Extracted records
§
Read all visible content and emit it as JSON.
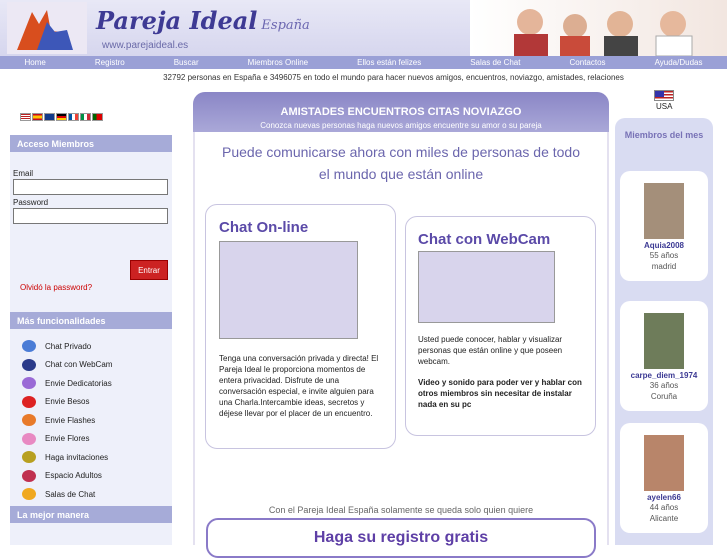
{
  "header": {
    "brand": "Pareja Ideal",
    "country": "España",
    "url": "www.parejaideal.es"
  },
  "nav": [
    "Home",
    "Registro",
    "Buscar",
    "Miembros Online",
    "Ellos están felizes",
    "Salas de Chat",
    "Contactos",
    "Ayuda/Dudas"
  ],
  "stats": "32792 personas en España e 3496075 en todo el mundo para hacer nuevos amigos, encuentros, noviazgo, amistades, relaciones",
  "usa": "USA",
  "sidebar": {
    "login_title": "Acceso Miembros",
    "email_label": "Email",
    "password_label": "Password",
    "enter": "Entrar",
    "forgot": "Olvidó la password?",
    "more_title": "Más funcionalidades",
    "features": [
      {
        "label": "Chat Privado",
        "color": "#4a7cd6"
      },
      {
        "label": "Chat con WebCam",
        "color": "#2a3a8a"
      },
      {
        "label": "Envie Dedicatorias",
        "color": "#9a6ad6"
      },
      {
        "label": "Envie Besos",
        "color": "#d22"
      },
      {
        "label": "Envie Flashes",
        "color": "#e87a2a"
      },
      {
        "label": "Envie Flores",
        "color": "#e889c2"
      },
      {
        "label": "Haga invitaciones",
        "color": "#b8a020"
      },
      {
        "label": "Espacio Adultos",
        "color": "#c03050"
      },
      {
        "label": "Salas de Chat",
        "color": "#f0a820"
      }
    ],
    "best_title": "La mejor manera"
  },
  "main": {
    "banner_title": "AMISTADES ENCUENTROS CITAS NOVIAZGO",
    "banner_sub": "Conozca nuevas personas haga nuevos amigos encuentre su amor o su pareja",
    "intro": "Puede comunicarse ahora con miles de personas de todo el mundo que están online",
    "chat_title": "Chat On-line",
    "chat_text": "Tenga una conversación privada y directa! El Pareja Ideal le proporciona momentos de entera privacidad. Disfrute de una conversación especial, e invite alguien para una Charla.Intercambie ideas, secretos y déjese llevar por el placer de un encuentro.",
    "webcam_title": "Chat con WebCam",
    "webcam_text": "Usted puede conocer, hablar y visualizar personas que están online y que poseen webcam.",
    "webcam_text2": "Video y sonido para poder ver y hablar con otros miembros sin necesitar de instalar nada en su pc",
    "footer_note": "Con el Pareja Ideal España solamente se queda solo quien quiere",
    "register": "Haga su registro gratis"
  },
  "members": {
    "title": "Miembros del mes",
    "list": [
      {
        "name": "Aquia2008",
        "age": "55 años",
        "city": "madrid"
      },
      {
        "name": "carpe_diem_1974",
        "age": "36 años",
        "city": "Coruña"
      },
      {
        "name": "ayelen66",
        "age": "44 años",
        "city": "Alicante"
      }
    ]
  }
}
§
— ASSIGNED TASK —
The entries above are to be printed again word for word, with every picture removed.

— OUTPUT FOR THIS TASK —
Read all visible content and emit it as JSON.
{
  "header": {
    "brand": "Pareja Ideal",
    "country": "España",
    "url": "www.parejaideal.es"
  },
  "nav": [
    "Home",
    "Registro",
    "Buscar",
    "Miembros Online",
    "Ellos están felizes",
    "Salas de Chat",
    "Contactos",
    "Ayuda/Dudas"
  ],
  "stats": "32792 personas en España e 3496075 en todo el mundo para hacer nuevos amigos, encuentros, noviazgo, amistades, relaciones",
  "usa": "USA",
  "sidebar": {
    "login_title": "Acceso Miembros",
    "email_label": "Email",
    "password_label": "Password",
    "enter": "Entrar",
    "forgot": "Olvidó la password?",
    "more_title": "Más funcionalidades",
    "features": [
      {
        "label": "Chat Privado",
        "color": "#4a7cd6"
      },
      {
        "label": "Chat con WebCam",
        "color": "#2a3a8a"
      },
      {
        "label": "Envie Dedicatorias",
        "color": "#9a6ad6"
      },
      {
        "label": "Envie Besos",
        "color": "#d22"
      },
      {
        "label": "Envie Flashes",
        "color": "#e87a2a"
      },
      {
        "label": "Envie Flores",
        "color": "#e889c2"
      },
      {
        "label": "Haga invitaciones",
        "color": "#b8a020"
      },
      {
        "label": "Espacio Adultos",
        "color": "#c03050"
      },
      {
        "label": "Salas de Chat",
        "color": "#f0a820"
      }
    ],
    "best_title": "La mejor manera"
  },
  "main": {
    "banner_title": "AMISTADES ENCUENTROS CITAS NOVIAZGO",
    "banner_sub": "Conozca nuevas personas haga nuevos amigos encuentre su amor o su pareja",
    "intro": "Puede comunicarse ahora con miles de personas de todo el mundo que están online",
    "chat_title": "Chat On-line",
    "chat_text": "Tenga una conversación privada y directa! El Pareja Ideal le proporciona momentos de entera privacidad. Disfrute de una conversación especial, e invite alguien para una Charla.Intercambie ideas, secretos y déjese llevar por el placer de un encuentro.",
    "webcam_title": "Chat con WebCam",
    "webcam_text": "Usted puede conocer, hablar y visualizar personas que están online y que poseen webcam.",
    "webcam_text2": "Video y sonido para poder ver y hablar con otros miembros sin necesitar de instalar nada en su pc",
    "footer_note": "Con el Pareja Ideal España solamente se queda solo quien quiere",
    "register": "Haga su registro gratis"
  },
  "members": {
    "title": "Miembros del mes",
    "list": [
      {
        "name": "Aquia2008",
        "age": "55 años",
        "city": "madrid"
      },
      {
        "name": "carpe_diem_1974",
        "age": "36 años",
        "city": "Coruña"
      },
      {
        "name": "ayelen66",
        "age": "44 años",
        "city": "Alicante"
      }
    ]
  }
}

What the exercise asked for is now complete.